O’Brien’s only real words of praise were directed at the Minister whose vision of a broadband Ireland he warmly welcomed. “Ahern really gets it,” he remarked, before urging the minister to extend his 19-town fibre network rollout to cover 150 towns around Ireland with 1,500 people or more.
For O’Brien the grand irony of the whole 3G debacle was that each party felt sure it was a winner whereas in fact everyone ended up a loser. But of course not everyone lost: O’Brien managed to exit the Irish telecoms industry at the height of the boom with €300m in his back pocket from the sale of Esat Telecom and is now at the helm of a successful mobile network operator in the Caribbean.
One of O’Brien’s biggest gripes was that incumbent telcos had emerged from the 3G debacle stronger than ever, with negative consequences for competition in the marketplace. Eircom was at pains to point out that it was not sitting back enjoying its impregnable market position but investing heavily in new services, particularly broadband. Eircom’s commercial director, David McRedmond, conceded that it had been slow to launch low-cost broadband but had since “moved on”. He described how the company had spent €1bn on its network over the last five years and a further €125m rolling out broadband. The result was, he said, a dramatic increase in the number of broadband subscribers, who were being added at a rate of 1,000 a week. “We will have connected 30,000 customers to broadband by the end of the year and are confident of having 100,000 broadband customers by the end of 2004,” he said.

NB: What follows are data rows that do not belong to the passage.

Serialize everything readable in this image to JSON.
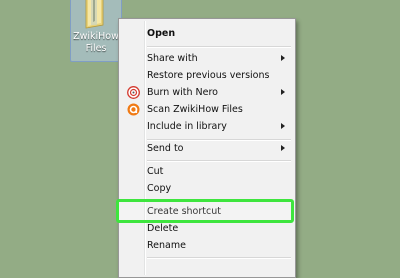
{
  "desktop": {
    "folder": {
      "name_line1": "ZwikiHow",
      "name_line2": "Files",
      "icon": "folder-icon"
    }
  },
  "menu": {
    "items": [
      {
        "label": "Open",
        "bold": true
      },
      {
        "label": "Share with",
        "submenu": true
      },
      {
        "label": "Restore previous versions"
      },
      {
        "label": "Burn with Nero",
        "submenu": true,
        "icon": "nero-icon"
      },
      {
        "label": "Scan ZwikiHow Files",
        "icon": "avast-icon"
      },
      {
        "label": "Include in library",
        "submenu": true
      },
      {
        "label": "Send to",
        "submenu": true
      },
      {
        "label": "Cut"
      },
      {
        "label": "Copy"
      },
      {
        "label": "Create shortcut",
        "highlighted": true
      },
      {
        "label": "Delete"
      },
      {
        "label": "Rename"
      }
    ]
  },
  "colors": {
    "desktop_bg": "#93ac85",
    "highlight": "#3ee53e"
  }
}
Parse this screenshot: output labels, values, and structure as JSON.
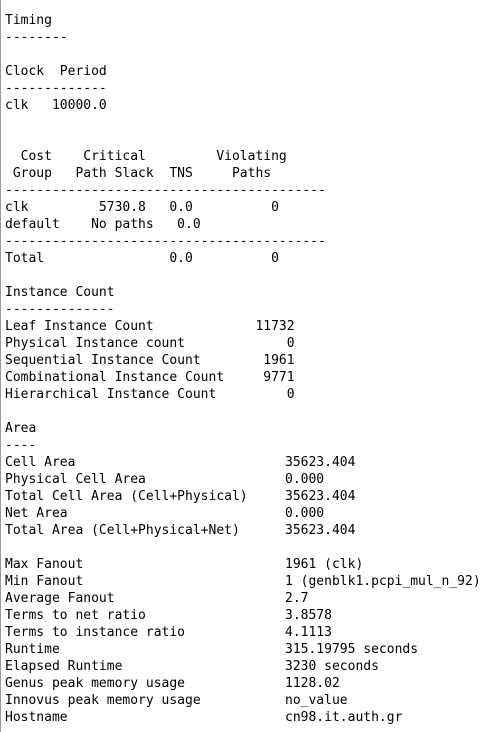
{
  "timing": {
    "title": "Timing",
    "underline": "--------",
    "clock_header": "Clock  Period",
    "clock_underline": "-------------",
    "clock_row": "clk   10000.0",
    "table_header_1": "  Cost    Critical         Violating",
    "table_header_2": " Group   Path Slack  TNS     Paths",
    "table_sep_1": "-----------------------------------------",
    "row_clk": "clk         5730.8   0.0          0",
    "row_default": "default    No paths   0.0",
    "table_sep_2": "-----------------------------------------",
    "row_total": "Total                0.0          0"
  },
  "instance_count": {
    "title": "Instance Count",
    "underline": "--------------",
    "rows": [
      "Leaf Instance Count             11732",
      "Physical Instance count             0",
      "Sequential Instance Count        1961",
      "Combinational Instance Count     9771",
      "Hierarchical Instance Count         0"
    ]
  },
  "area": {
    "title": "Area",
    "underline": "----",
    "rows": [
      {
        "label": "Cell Area",
        "value": "35623.404"
      },
      {
        "label": "Physical Cell Area",
        "value": "0.000"
      },
      {
        "label": "Total Cell Area (Cell+Physical)",
        "value": "35623.404"
      },
      {
        "label": "Net Area",
        "value": "0.000"
      },
      {
        "label": "Total Area (Cell+Physical+Net)",
        "value": "35623.404"
      }
    ]
  },
  "stats": {
    "rows": [
      {
        "label": "Max Fanout",
        "value": "1961 (clk)"
      },
      {
        "label": "Min Fanout",
        "value": "1 (genblk1.pcpi_mul_n_92)"
      },
      {
        "label": "Average Fanout",
        "value": "2.7"
      },
      {
        "label": "Terms to net ratio",
        "value": "3.8578"
      },
      {
        "label": "Terms to instance ratio",
        "value": "4.1113"
      },
      {
        "label": "Runtime",
        "value": "315.19795 seconds"
      },
      {
        "label": "Elapsed Runtime",
        "value": "3230 seconds"
      },
      {
        "label": "Genus peak memory usage",
        "value": "1128.02"
      },
      {
        "label": "Innovus peak memory usage",
        "value": "no_value"
      },
      {
        "label": "Hostname",
        "value": "cn98.it.auth.gr"
      }
    ]
  }
}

Dismissing the arguments of those who insist that our broadband prices are still too high, McRedmond insisted that the cost of broadband here is on a par with other European countries and is one of the lowest in Europe if the high cost of living is taken into account. “The time for talking down broadband in Ireland is over,” he said dramatically.

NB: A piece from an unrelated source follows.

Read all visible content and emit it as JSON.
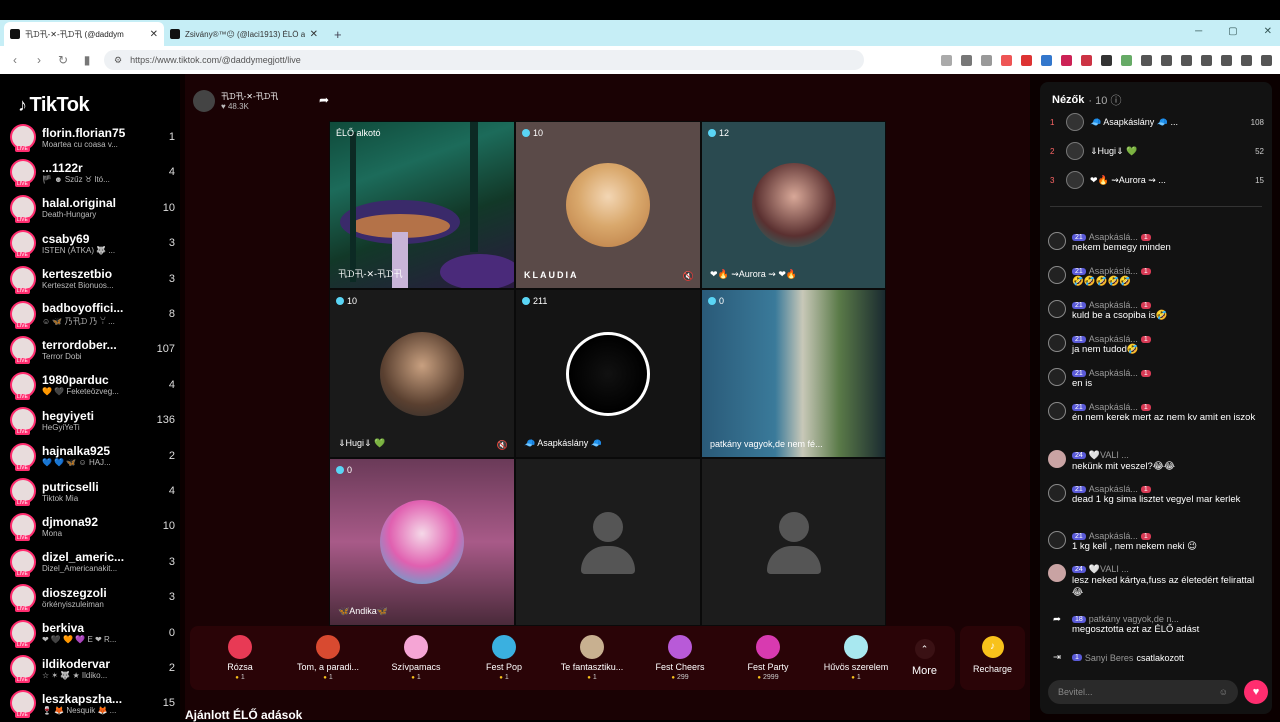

With the Commission for Communications Regulation (ComReg) about to embark on a process that will decide what Eircom can charge for local-loop unbundling – the process of opening up its exchanges for use by other operators – McRedmond took the opportunity to fire a warning shots in the regulator’s direction. Welcoming what he called “progressive regulation” McRedmond made it clear that he felt ComReg’s efforts did not fall into this category. He sniped at the organisation for taking a piecemeal approach to managing the market and at the Government itself for looking to duplicate infrastructure that already exists. He questioned the need for the Government-backed 19-town metropolitan area network and advised the Government to put its resources into providing DSL in urban areas that were proving uneconomical for telcos to service.

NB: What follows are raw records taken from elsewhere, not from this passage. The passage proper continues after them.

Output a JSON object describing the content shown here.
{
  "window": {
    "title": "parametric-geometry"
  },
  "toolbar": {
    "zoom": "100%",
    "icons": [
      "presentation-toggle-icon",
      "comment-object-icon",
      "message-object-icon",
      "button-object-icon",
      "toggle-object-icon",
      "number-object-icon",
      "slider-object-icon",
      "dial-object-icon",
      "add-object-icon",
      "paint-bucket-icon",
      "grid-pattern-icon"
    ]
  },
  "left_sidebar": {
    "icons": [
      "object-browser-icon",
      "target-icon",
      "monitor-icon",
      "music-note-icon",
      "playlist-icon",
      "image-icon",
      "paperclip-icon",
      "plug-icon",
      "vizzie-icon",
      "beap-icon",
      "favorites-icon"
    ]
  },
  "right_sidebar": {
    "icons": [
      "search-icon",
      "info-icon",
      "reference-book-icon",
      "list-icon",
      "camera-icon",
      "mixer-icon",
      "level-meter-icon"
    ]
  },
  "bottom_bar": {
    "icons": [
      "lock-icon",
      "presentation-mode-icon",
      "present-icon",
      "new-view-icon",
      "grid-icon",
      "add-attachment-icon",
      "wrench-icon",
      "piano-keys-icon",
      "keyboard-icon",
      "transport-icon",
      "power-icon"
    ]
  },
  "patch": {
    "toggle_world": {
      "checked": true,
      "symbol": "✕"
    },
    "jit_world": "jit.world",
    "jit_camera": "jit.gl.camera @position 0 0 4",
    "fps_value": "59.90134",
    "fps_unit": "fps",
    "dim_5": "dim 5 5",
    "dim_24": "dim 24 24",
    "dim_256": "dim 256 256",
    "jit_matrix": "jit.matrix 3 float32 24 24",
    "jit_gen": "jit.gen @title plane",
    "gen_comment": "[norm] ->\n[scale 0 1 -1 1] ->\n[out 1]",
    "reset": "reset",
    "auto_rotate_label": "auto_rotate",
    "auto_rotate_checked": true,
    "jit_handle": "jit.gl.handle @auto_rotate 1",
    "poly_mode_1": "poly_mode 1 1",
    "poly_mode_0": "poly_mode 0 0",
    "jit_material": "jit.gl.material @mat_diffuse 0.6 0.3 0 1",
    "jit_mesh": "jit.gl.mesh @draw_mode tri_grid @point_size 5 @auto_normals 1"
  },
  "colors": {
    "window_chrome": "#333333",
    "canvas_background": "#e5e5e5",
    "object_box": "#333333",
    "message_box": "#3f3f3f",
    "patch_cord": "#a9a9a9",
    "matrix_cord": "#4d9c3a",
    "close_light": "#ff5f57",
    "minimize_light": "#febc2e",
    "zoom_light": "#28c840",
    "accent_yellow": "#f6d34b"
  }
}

Vodafone Ireland was similarly testy on ComReg’s role. CEO Paul Donovan felt that excessive regulation was counter-productive and could make the industry more risk-averse than at present. He also criticised the proposed levy on telecoms to provide broadband in schools as a “very negative development”.
If the Minister thought he was going to get an easy ride pushing through his broadband agenda, he will have come away from the TIF conference with plenty of food for thought.
By Brian Skelly
Communications Minister Dermot Ahern, TD speaking at last week’s TIF conference in Dublin